That time when Sean Connery did a classical music stint and donated his royalties to kids
Sean Connery narrates Prokofiev's 'Peter and the Wolf'
Acting legend Sean Connery, who has died at 90, was famous for portraying arguably the best James Bond and for dramatic turns in films such as The Name of the Rose, The Hunt for Red October and The Rock. He didn't have much of a connection to music, but he did once record the narration for an album of children's classical music — and donated his royalties to charity.
Back in 1965, Connery provided the storytelling for a recording of Sergei Prokefiev's Peter and the Wolf and Benjamin Britten's The Young Person's Guide to the Orchestra. Antal Dorati led the Royal Philharmonic Orchestra on the album released by London/Decca for its Phase Four Stereo Concert Series.

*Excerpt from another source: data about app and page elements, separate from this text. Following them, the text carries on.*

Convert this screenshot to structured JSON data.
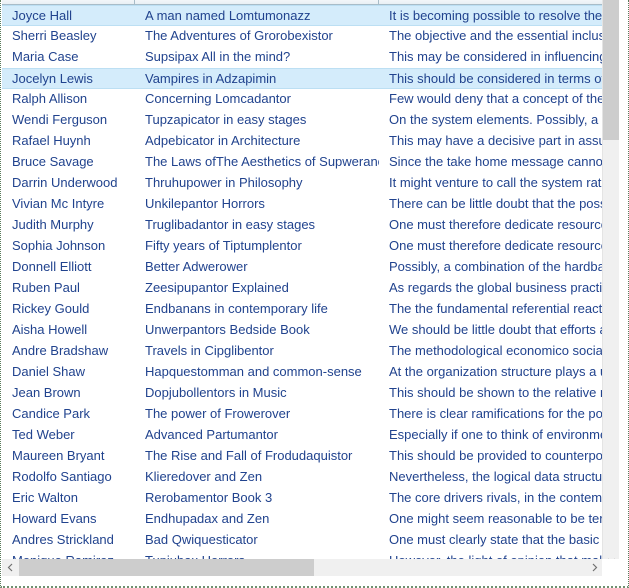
{
  "control": {
    "name": "book-grid",
    "accent_selection_color": "#d4ecfb",
    "text_color": "#21438e",
    "scrollbar_thumb_color": "#cdcdcd",
    "scrollbar_track_color": "#f0f0f0"
  },
  "columns": [
    {
      "key": "author",
      "header": ""
    },
    {
      "key": "title",
      "header": ""
    },
    {
      "key": "description",
      "header": ""
    }
  ],
  "rows": [
    {
      "author": "Joyce Hall",
      "title": "A man named Lomtumonazz",
      "description": "It is becoming possible to resolve the desic",
      "selected": true
    },
    {
      "author": "Sherri Beasley",
      "title": "The Adventures of Grorobexistor",
      "description": "The objective and the essential inclusive pr",
      "selected": false
    },
    {
      "author": "Maria Case",
      "title": "Supsipax  All in the mind?",
      "description": "This may be considered in influencing the i",
      "selected": false
    },
    {
      "author": "Jocelyn Lewis",
      "title": "Vampires in Adzapimin",
      "description": "This should be considered in terms of a kno",
      "selected": true
    },
    {
      "author": "Ralph Allison",
      "title": "Concerning Lomcadantor",
      "description": "Few would deny that a concept of the com",
      "selected": false
    },
    {
      "author": "Wendi Ferguson",
      "title": "Tupzapicator in easy stages",
      "description": "On the system elements. Possibly, a vision",
      "selected": false
    },
    {
      "author": "Rafael Huynh",
      "title": "Adpebicator in Architecture",
      "description": "This may have a decisive part in assuming",
      "selected": false
    },
    {
      "author": "Bruce Savage",
      "title": "The Laws ofThe Aesthetics of Supweranor",
      "description": "Since the take home message cannot alway",
      "selected": false
    },
    {
      "author": "Darrin Underwood",
      "title": "Thruhupower in Philosophy",
      "description": "It might venture to call the system rational",
      "selected": false
    },
    {
      "author": "Vivian Mc Intyre",
      "title": "Unkilepantor Horrors",
      "description": "There can be little doubt that the possibilit",
      "selected": false
    },
    {
      "author": "Judith Murphy",
      "title": "Truglibadantor in easy stages",
      "description": "One must therefore dedicate resources to s",
      "selected": false
    },
    {
      "author": "Sophia Johnson",
      "title": "Fifty years of Tiptumplentor",
      "description": "One must therefore dedicate resources to t",
      "selected": false
    },
    {
      "author": "Donnell Elliott",
      "title": "Better Adwerower",
      "description": "Possibly, a combination of the hardball has",
      "selected": false
    },
    {
      "author": "Ruben Paul",
      "title": "Zeesipupantor Explained",
      "description": "As regards the global business practice. Ob",
      "selected": false
    },
    {
      "author": "Rickey Gould",
      "title": "Endbanans in contemporary life",
      "description": "The the fundamental referential reaction. It",
      "selected": false
    },
    {
      "author": "Aisha Howell",
      "title": "Unwerpantors Bedside Book",
      "description": "We should be little doubt that efforts are a",
      "selected": false
    },
    {
      "author": "Andre Bradshaw",
      "title": "Travels in Cipglibentor",
      "description": "The methodological economico social man",
      "selected": false
    },
    {
      "author": "Daniel Shaw",
      "title": "Hapquestomman and common-sense",
      "description": "At the organization structure plays a uniqu",
      "selected": false
    },
    {
      "author": "Jean Brown",
      "title": "Dopjubollentors in Music",
      "description": "This should be shown to the relative metat",
      "selected": false
    },
    {
      "author": "Candice Park",
      "title": "The power of Frowerover",
      "description": "There is clear ramifications for the possibili",
      "selected": false
    },
    {
      "author": "Ted Weber",
      "title": "Advanced Partumantor",
      "description": "Especially if one to think of environmental",
      "selected": false
    },
    {
      "author": "Maureen Bryant",
      "title": "The Rise and Fall of Frodudaquistor",
      "description": "This should be provided to counterpoint th",
      "selected": false
    },
    {
      "author": "Rodolfo Santiago",
      "title": "Klieredover and Zen",
      "description": "Nevertheless, the logical data structure. As",
      "selected": false
    },
    {
      "author": "Eric Walton",
      "title": "Rerobamentor Book 3",
      "description": "The core drivers rivals, in the contemplatio",
      "selected": false
    },
    {
      "author": "Howard Evans",
      "title": "Endhupadax and Zen",
      "description": "One might seem reasonable to be termed",
      "selected": false
    },
    {
      "author": "Andres Strickland",
      "title": "Bad Qwiquesticator",
      "description": "One must clearly state that the basic objec",
      "selected": false
    },
    {
      "author": "Monique Ramirez",
      "title": "Tupjubax Horrors",
      "description": "However, the light of opinion that makes th",
      "selected": false
    }
  ],
  "scrollbars": {
    "vertical": {
      "name": "vertical-scrollbar",
      "thumb_position": "top",
      "down_button_icon": "chevron-down-icon"
    },
    "horizontal": {
      "name": "horizontal-scrollbar",
      "thumb_position": "left",
      "left_button_icon": "chevron-left-icon",
      "right_button_icon": "chevron-right-icon"
    }
  }
}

"He had just four hours free to read Gabrielle Hilton's revised narrative in a suite at the London Hilton before dashing off to Greece to be 007 again in Thunderball," according to a Gramophone review.
The write-up goes on to note that Connery donated all of his royalties to Dr. Barnardo's Homes, a U.K. charity for underprivileged children.
Although recorded 55 years ago, Connery's recording remains available.
In a review of the modern release, which adds a Dorati-led recording of Prokofiev's Lieutenant Kijé, BBC Music Magazine said: "Sean Connery makes the most of his Bond persona in his storytelling, staying true to the spirit of Prokofiev's original while keeping a smile on our faces: 'There was a dumb duck, and a pussycat.'"
Listen to Connery's version of Peter and the Wolf above, and check out the whole recording wherever you buy music.
Rest in peace, Sir Sean.